▶ PROMPT: Write out the listing beneath this instruction in its entirety, exactly as it reads.

▶ MATERIALS PROVIDED:
********
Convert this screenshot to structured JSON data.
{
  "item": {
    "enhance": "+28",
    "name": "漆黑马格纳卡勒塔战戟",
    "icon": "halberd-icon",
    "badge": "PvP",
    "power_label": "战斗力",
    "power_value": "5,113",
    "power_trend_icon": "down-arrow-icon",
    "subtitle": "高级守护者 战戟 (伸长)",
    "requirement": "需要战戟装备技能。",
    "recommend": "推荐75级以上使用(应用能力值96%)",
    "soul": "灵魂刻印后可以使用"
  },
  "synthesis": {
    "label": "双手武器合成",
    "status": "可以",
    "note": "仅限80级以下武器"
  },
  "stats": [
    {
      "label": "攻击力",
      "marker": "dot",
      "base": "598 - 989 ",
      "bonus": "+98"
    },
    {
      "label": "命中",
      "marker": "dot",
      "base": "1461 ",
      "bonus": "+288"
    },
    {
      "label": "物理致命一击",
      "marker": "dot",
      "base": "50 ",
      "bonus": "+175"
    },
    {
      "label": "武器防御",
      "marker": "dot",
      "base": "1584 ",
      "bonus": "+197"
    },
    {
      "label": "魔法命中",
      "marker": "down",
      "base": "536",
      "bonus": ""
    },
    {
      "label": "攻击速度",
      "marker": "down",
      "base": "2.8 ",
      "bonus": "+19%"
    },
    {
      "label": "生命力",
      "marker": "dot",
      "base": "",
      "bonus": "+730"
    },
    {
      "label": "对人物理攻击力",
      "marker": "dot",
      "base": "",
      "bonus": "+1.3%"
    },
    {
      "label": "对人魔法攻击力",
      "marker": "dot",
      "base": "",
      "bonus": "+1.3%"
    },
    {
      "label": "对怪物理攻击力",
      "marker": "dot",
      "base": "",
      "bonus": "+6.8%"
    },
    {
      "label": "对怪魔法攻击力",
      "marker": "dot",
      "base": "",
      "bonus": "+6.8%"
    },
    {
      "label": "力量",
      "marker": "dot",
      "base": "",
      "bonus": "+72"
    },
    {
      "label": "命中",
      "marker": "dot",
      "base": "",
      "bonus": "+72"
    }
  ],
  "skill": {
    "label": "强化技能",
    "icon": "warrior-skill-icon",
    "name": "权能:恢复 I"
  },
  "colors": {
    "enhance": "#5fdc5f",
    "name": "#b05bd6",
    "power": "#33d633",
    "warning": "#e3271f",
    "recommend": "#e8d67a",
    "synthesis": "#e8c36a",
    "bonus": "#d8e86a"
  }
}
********
▶ EXERCISE RESPONSE:
Convert this screenshot to structured JSON data.
{
  "item": {
    "enhance": "+28",
    "name": "漆黑马格纳卡勒塔战戟",
    "icon": "halberd-icon",
    "badge": "PvP",
    "power_label": "战斗力",
    "power_value": "5,113",
    "power_trend_icon": "down-arrow-icon",
    "subtitle": "高级守护者 战戟 (伸长)",
    "requirement": "需要战戟装备技能。",
    "recommend": "推荐75级以上使用(应用能力值96%)",
    "soul": "灵魂刻印后可以使用"
  },
  "synthesis": {
    "label": "双手武器合成",
    "status": "可以",
    "note": "仅限80级以下武器"
  },
  "stats": [
    {
      "label": "攻击力",
      "marker": "dot",
      "base": "598 - 989 ",
      "bonus": "+98"
    },
    {
      "label": "命中",
      "marker": "dot",
      "base": "1461 ",
      "bonus": "+288"
    },
    {
      "label": "物理致命一击",
      "marker": "dot",
      "base": "50 ",
      "bonus": "+175"
    },
    {
      "label": "武器防御",
      "marker": "dot",
      "base": "1584 ",
      "bonus": "+197"
    },
    {
      "label": "魔法命中",
      "marker": "down",
      "base": "536",
      "bonus": ""
    },
    {
      "label": "攻击速度",
      "marker": "down",
      "base": "2.8 ",
      "bonus": "+19%"
    },
    {
      "label": "生命力",
      "marker": "dot",
      "base": "",
      "bonus": "+730"
    },
    {
      "label": "对人物理攻击力",
      "marker": "dot",
      "base": "",
      "bonus": "+1.3%"
    },
    {
      "label": "对人魔法攻击力",
      "marker": "dot",
      "base": "",
      "bonus": "+1.3%"
    },
    {
      "label": "对怪物理攻击力",
      "marker": "dot",
      "base": "",
      "bonus": "+6.8%"
    },
    {
      "label": "对怪魔法攻击力",
      "marker": "dot",
      "base": "",
      "bonus": "+6.8%"
    },
    {
      "label": "力量",
      "marker": "dot",
      "base": "",
      "bonus": "+72"
    },
    {
      "label": "命中",
      "marker": "dot",
      "base": "",
      "bonus": "+72"
    }
  ],
  "skill": {
    "label": "强化技能",
    "icon": "warrior-skill-icon",
    "name": "权能:恢复 I"
  },
  "colors": {
    "enhance": "#5fdc5f",
    "name": "#b05bd6",
    "power": "#33d633",
    "warning": "#e3271f",
    "recommend": "#e8d67a",
    "synthesis": "#e8c36a",
    "bonus": "#d8e86a"
  }
}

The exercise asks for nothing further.